You get back what you give out

When she was seventy‑one, Golda Meir became prime minister of Israel and governed for five years, including the period of the Arab‑Israeli War. With a dedicated heart, she worked assiduously for peace, meeting with world figures such as Egyptian president Anwar Sadat and Pope Paul VI. Known affectionately in Israel as “Golda Lox,” she was much loved and respected by her people.

Golda Meir’s story is a good example of receiving back what we give out. Her sincerity, integrity, loyalty, and strong desire for peace flowed from her like a mighty magnet to draw these attributes from others. During the negotiations with the Arabs, Mrs. Meir insisted on
meeting her opponents face to face. A journalist suggested that this was not necessary. “Even divorces are arranged without personal confrontation,” he argued. To which Mrs. Meir retorted, “I’m not interested in a divorce, I’m interested in a marriage.”

You are present in your life on earth at this moment for the purposes of living, loving, learning, and growing. Be assured that life can reliably provide a wide variety of adventures, experiences, and situations that may require you to draw from the depths of your being. Your level of self awareness and manner of expression can determine the quality of living you experience. Why? Because you get back what you give out.

It is wise to embark on a personal program of self‑development, greater understanding of the laws of life, and self‑discipline. Science of Mind founder Ernest Holmes said once in a class lecture, “What you are looking for, you are looking at, and you are looking with.” And an anonymous quote states, “Projection often makes perception. The world you see is what you give it. It can be the witness to your state of mind, the outside picture of an inward condition. Therefore, seek not to change the world, but choose to change your mind about the world.”

Within you is the power to meet life and all that lies before you with unshakable assurance. If you truly believe this, you can radiate a confidence that draws greater good into your life. To repair a watch requires the use of delicate instruments. Adjusting the affairs of life by the use of spiritual principles also requires the use of delicate instruments. The person who tries to get things done in a hurry in the ordinary manner is like a man trying to repair a watch with a hammer. Employment of the laws of life can bring peace, harmony, abundance, and well‑being into your world.

Many people seem needlessly to make their lives difficult by failing to realize the importance of the attitudes they send out. We may mistakenly think we live in the world—in our physical environment. In reality, we live in our minds. We move through a world of physical facts, but we do our real living in our mind.

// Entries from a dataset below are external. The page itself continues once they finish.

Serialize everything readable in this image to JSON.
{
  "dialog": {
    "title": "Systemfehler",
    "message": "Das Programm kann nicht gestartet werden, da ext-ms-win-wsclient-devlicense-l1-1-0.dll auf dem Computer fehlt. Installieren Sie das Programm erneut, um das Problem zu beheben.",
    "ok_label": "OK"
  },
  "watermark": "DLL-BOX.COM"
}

For some, it may be a perfectly miserable afternoon with people pushing, cars cutting in on them, and traffic directors favoring every line of cars except the one they are in. For others, the afternoon can be sparkling with adventure and happiness with people acting courteously and friendly, and everything flowing smoothly.

Have you ever gotten up on “the wrong side of the bed,” perhaps in a grumpy mood, only to find other people seeming to be in that same discordant mood. Then, perhaps you made a conscious effort to become more positive and appreciative and found others responding in a like manner. You could have simply been “getting back what you were giving out.”

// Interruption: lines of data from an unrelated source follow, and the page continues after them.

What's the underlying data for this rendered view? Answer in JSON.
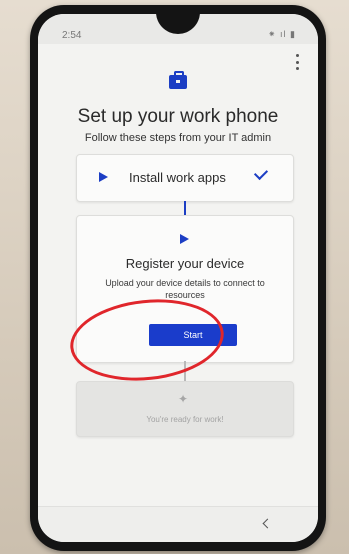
{
  "status": {
    "time": "2:54",
    "icons": "⁕ ıl ▮"
  },
  "header": {
    "title": "Set up your work phone",
    "subtitle": "Follow these steps from your IT admin"
  },
  "steps": [
    {
      "label": "Install work apps",
      "state": "done"
    },
    {
      "label": "Register your device",
      "description": "Upload your device details to connect to resources",
      "button": "Start",
      "state": "active"
    },
    {
      "label": "You're ready for work!",
      "state": "pending"
    }
  ],
  "colors": {
    "accent": "#1c3ec4",
    "annotation": "#e0262b"
  }
}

Begin cleaning out those things in your mind that you know make for more problems, such as resentment, self‑pity, blaming others, anger. We pay a high price for this kind of self‑indulgence. It may not be bothering the other person, but it can sure raise havoc with our hearts and stomachs and who knows what else. Become more aware of the kind of emotions you may be sending out. The Roman philosopher Seneca perhaps said it best, “Live among men as if God beheld you; speak to God as if men were listening.” Then you can know that what you are giving out is your best!